The latest report from the Ministry of Health in Gaza paints a somber picture: 24 incidents have been labeled as massacres in the last day, with a death toll reaching 243. Since the start of hostilities on October 7, the Ministry of Health has reported that a staggering 9,770 lives have been lost, including 4,008 children and 2,550 women. The wounded number at 24,808, with 2,260 individuals still missing, many feared buried beneath the rubble. Among these, 1,270 are children whose fates remain uncertain, their families clinging to the fragile tendrils of hope.

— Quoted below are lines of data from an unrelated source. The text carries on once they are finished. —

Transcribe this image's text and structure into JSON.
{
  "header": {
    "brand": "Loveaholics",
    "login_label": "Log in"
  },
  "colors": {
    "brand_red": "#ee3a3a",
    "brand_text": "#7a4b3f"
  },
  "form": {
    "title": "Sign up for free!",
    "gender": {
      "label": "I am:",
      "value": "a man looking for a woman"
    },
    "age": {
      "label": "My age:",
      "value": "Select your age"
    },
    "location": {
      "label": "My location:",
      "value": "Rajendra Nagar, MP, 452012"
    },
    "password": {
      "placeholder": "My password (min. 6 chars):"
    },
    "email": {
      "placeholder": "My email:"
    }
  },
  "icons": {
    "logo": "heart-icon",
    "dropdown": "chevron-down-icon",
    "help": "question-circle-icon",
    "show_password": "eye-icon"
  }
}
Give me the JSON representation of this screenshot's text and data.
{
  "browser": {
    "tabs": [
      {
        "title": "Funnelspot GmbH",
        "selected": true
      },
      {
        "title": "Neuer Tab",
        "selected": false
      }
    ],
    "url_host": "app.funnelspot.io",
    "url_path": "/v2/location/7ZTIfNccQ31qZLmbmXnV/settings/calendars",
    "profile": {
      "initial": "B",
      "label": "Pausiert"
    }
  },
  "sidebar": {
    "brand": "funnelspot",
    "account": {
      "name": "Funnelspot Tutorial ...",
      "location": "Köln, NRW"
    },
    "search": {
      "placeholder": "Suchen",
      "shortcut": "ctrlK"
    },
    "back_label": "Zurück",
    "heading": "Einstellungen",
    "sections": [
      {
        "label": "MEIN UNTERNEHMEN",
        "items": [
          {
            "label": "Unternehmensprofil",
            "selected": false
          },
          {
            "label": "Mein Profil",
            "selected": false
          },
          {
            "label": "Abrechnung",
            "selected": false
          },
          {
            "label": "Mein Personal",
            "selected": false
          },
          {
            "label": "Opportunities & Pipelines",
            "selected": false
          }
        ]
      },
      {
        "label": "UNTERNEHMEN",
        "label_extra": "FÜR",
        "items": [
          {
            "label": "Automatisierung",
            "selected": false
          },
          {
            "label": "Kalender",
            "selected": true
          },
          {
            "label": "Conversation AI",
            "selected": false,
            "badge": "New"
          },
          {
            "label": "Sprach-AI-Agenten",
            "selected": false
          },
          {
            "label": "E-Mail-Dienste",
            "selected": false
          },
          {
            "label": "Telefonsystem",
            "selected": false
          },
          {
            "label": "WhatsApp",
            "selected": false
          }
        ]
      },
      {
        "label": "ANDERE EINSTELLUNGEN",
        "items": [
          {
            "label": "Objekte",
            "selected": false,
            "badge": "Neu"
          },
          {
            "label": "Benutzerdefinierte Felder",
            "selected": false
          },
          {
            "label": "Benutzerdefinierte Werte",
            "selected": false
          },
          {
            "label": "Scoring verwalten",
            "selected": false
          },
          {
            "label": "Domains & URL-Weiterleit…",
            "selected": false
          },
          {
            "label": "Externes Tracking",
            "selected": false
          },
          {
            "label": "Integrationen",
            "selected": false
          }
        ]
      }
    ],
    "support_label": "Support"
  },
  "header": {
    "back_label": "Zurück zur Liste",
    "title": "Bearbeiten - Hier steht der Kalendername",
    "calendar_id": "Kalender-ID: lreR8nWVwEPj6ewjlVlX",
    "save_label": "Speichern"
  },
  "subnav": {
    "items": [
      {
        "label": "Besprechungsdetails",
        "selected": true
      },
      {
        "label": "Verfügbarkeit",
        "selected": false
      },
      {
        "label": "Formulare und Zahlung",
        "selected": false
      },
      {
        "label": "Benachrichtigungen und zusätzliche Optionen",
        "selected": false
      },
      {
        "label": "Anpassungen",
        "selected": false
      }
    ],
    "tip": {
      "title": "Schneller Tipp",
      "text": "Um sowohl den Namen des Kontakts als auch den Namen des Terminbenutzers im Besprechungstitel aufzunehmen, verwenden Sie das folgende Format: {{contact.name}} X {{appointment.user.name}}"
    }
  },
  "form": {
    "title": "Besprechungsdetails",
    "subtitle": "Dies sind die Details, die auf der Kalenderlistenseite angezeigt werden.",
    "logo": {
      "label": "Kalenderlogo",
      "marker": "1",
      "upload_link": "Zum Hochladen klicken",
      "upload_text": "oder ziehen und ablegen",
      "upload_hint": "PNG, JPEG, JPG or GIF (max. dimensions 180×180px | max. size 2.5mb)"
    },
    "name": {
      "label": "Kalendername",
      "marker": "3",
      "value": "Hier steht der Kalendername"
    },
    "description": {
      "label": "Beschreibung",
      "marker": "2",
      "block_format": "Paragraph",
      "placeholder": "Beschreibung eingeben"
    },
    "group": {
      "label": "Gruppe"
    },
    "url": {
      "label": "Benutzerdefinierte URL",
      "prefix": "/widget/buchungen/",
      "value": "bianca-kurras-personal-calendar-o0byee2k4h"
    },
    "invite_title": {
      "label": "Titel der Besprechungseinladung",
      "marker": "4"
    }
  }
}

The devastation has not spared the healthcare system itself. In the chaos, 175 health workers have perished, 31 ambulances have been destroyed, and 110 health institutions, including 16 hospitals and 32 primary care centers, have been disrupted or damaged, in part due to crippling fuel shortages.

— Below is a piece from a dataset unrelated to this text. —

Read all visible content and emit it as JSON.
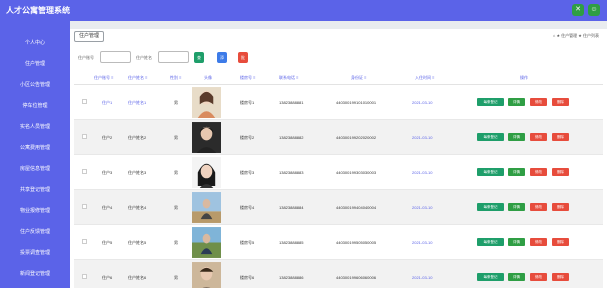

As a journalist, I have the impossible task of transcribing a tragedy into words that the world can understand. As a human, I am overwhelmed with the cost of this conflict measured in the currency of pain.
The corridors of al-Najjar, another hospital in Gaza resonate with the echoes of what once was. In the heart of Rafah City, the very air is heavy with loss, each breath a reminder of the fragility of life. It is within these walls that Dr. Ismail Omar, 28, a recent graduate, finds himself at the epicenter of a relentless storm — the storm of conflict that knows no bounds.

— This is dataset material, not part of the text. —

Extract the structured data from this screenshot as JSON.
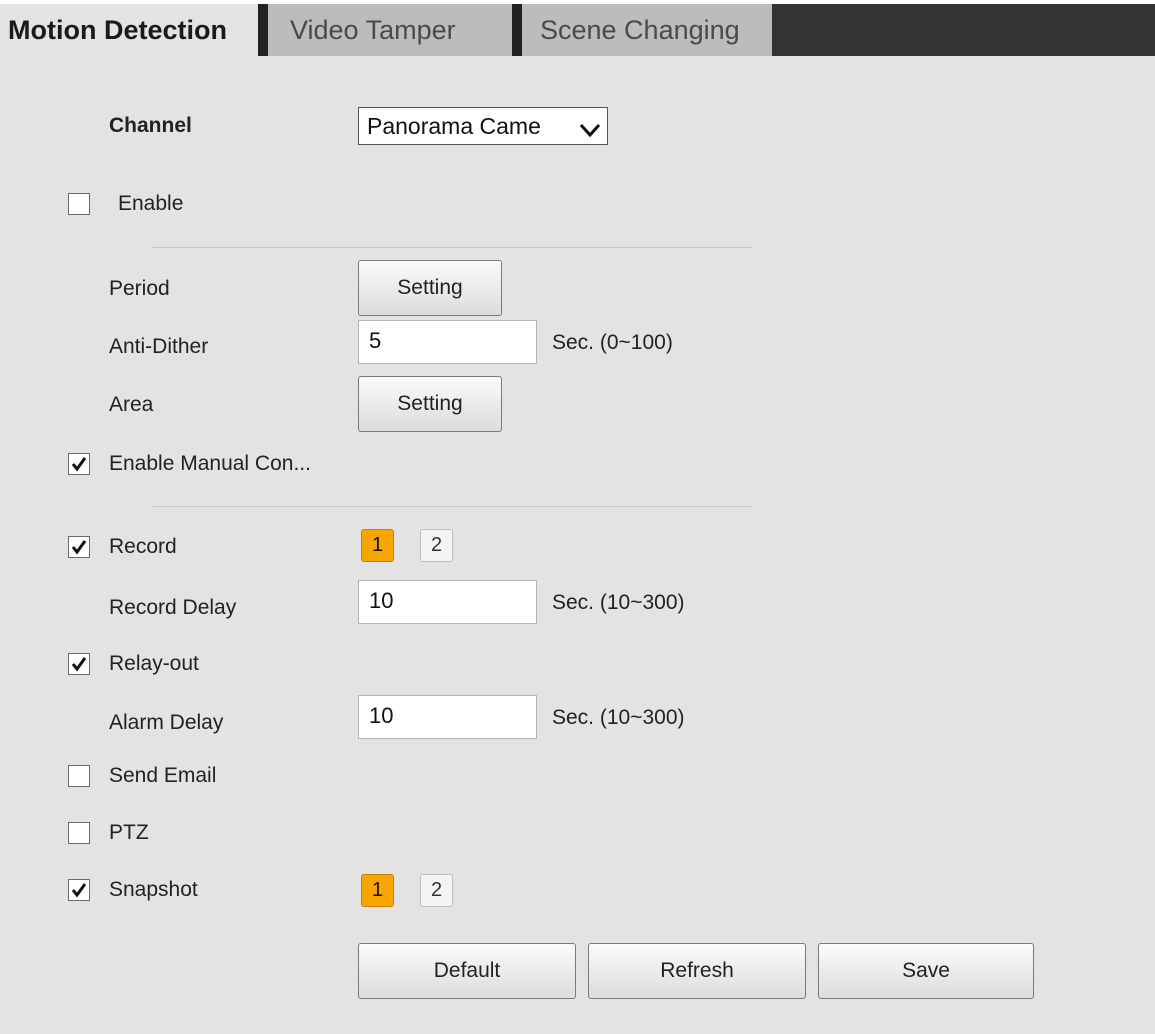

“I remember the first day of my call,” Dr. Omar’s voice is steady, but his eyes betray the chaos he has witnessed. “The bodies… they extended from the morgue to the hospital gates. Hundreds of lives, extinguished in moments, including the smallest of us — children and women.” The pause that follows is not one of hesitation, but of an overwhelming grief that words cannot encapsulate.
A Threnody of Wails
As Israeli airstrikes puncture the relative calm, each bombing heralds a wave of fresh agony. “There’s no red line that hasn’t been crossed,” Dr. Omar remarks with a mix of resignation and defiance. Hospitals, schools, and even bakeries — places that once symbolized life and sustenance — have become targets, leaving a trail of broken bodies and shattered spirits.
For Dr. Omar, the hospital — a place meant for healing — has morphed into an antechamber of death. The emergency room, where he once envisioned saving lives, now often serves as a temporary tomb for those who couldn’t be reached in time. “You’re left to triage amid the threnody of wails, deciding who might have a chance when chances are so slim,” he says, the weight of such decisions etched into the furrows of his brow.
But even amid such relentless despair, there are moments — a pulse in the silence — that remind him why he donned the white coat. On a day like any other in this new reality, an ambulance screeched to a halt; its doors opened to reveal a scene more akin to a battlefield than a vehicle of rescue. “The inside was like a blood tide; entire families were wiped out in an instant,” Dr. Omar recalls, the memory vivid as if imprinted on his very soul. With hands that both heal and search for life, he found a flicker of vitality — a baby boy, no older than a year, breathing quietly beneath the lifeless embrace of his family.
“It was both a miracle and a curse to find him there — alive yet orphaned in the blink of an eye,” Dr. Omar concluded.